Herxheim is a project of Howl of Ebb’s Patrick Brown (under the Brungard alias here) which slithers in the dregs of first wave black metal with an industrial tenacity. Formed in 2017, the band released a demo in 2019 (magnificently named Cultivating Throne of Fur and graced with an even better cover art) and returned this year with their debut full-length.
Incised Arrival exults in thick, crunchy dissonance; high energy, ritualized composition patterns, and a raw attitude form a hazy bubbling mass which is deeply rooted in first-wave black metal. Structurally it relies less on agile lead guitars and more on eerily haunting keyboard sound (so characteristic of the early ‘90s) and powerful crude percussion, being not as riff-centric as the (early black metal) revival wave tends to be. The guitars are not absent, but they tend to be used to thicken up the bleak occult atmosphere in a noisey way, while also contributing (along with the percussion) to a harsh industrial machinic monotony which differentiates the album from its peers, bringing to mind the legendary Swiss Mordor. Moreover, the one contemporary name that popped in mind while listening to Herxheim was that of Hail Conjurer; both bands seem to emit a peculiar crunchy branch of quirky occult masculinity.
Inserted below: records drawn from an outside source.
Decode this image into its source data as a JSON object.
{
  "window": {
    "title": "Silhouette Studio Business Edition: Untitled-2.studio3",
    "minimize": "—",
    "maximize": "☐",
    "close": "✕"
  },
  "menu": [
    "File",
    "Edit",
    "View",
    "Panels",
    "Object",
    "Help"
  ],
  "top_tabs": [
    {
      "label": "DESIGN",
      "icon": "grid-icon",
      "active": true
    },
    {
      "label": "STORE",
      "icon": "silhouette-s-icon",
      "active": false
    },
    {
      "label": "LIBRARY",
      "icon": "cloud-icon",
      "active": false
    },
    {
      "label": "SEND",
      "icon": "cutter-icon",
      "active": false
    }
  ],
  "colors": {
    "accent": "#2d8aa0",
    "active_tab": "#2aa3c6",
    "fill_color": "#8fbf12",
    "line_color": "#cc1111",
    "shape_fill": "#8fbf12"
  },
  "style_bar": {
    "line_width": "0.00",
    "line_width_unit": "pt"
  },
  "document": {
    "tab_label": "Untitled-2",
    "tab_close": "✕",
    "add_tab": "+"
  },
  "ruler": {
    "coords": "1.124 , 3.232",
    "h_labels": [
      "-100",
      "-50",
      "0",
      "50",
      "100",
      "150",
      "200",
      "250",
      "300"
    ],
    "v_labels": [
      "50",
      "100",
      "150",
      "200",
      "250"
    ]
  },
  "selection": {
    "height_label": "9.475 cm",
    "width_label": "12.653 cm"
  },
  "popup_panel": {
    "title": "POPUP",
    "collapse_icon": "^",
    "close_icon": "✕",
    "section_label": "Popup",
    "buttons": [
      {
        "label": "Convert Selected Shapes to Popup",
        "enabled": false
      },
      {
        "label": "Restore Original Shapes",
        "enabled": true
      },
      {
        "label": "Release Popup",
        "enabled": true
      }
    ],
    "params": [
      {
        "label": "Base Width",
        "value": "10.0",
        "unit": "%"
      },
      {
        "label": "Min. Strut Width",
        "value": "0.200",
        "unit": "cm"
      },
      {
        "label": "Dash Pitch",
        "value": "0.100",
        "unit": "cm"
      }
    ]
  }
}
A flickering exhibition of black/doom metal (more in spirit than in terms of speed, for there several outbursts of speed), Herxheim’s debut contains material that prowls upon some strange corners of the genre’s history and rightly claims the occult characterisation.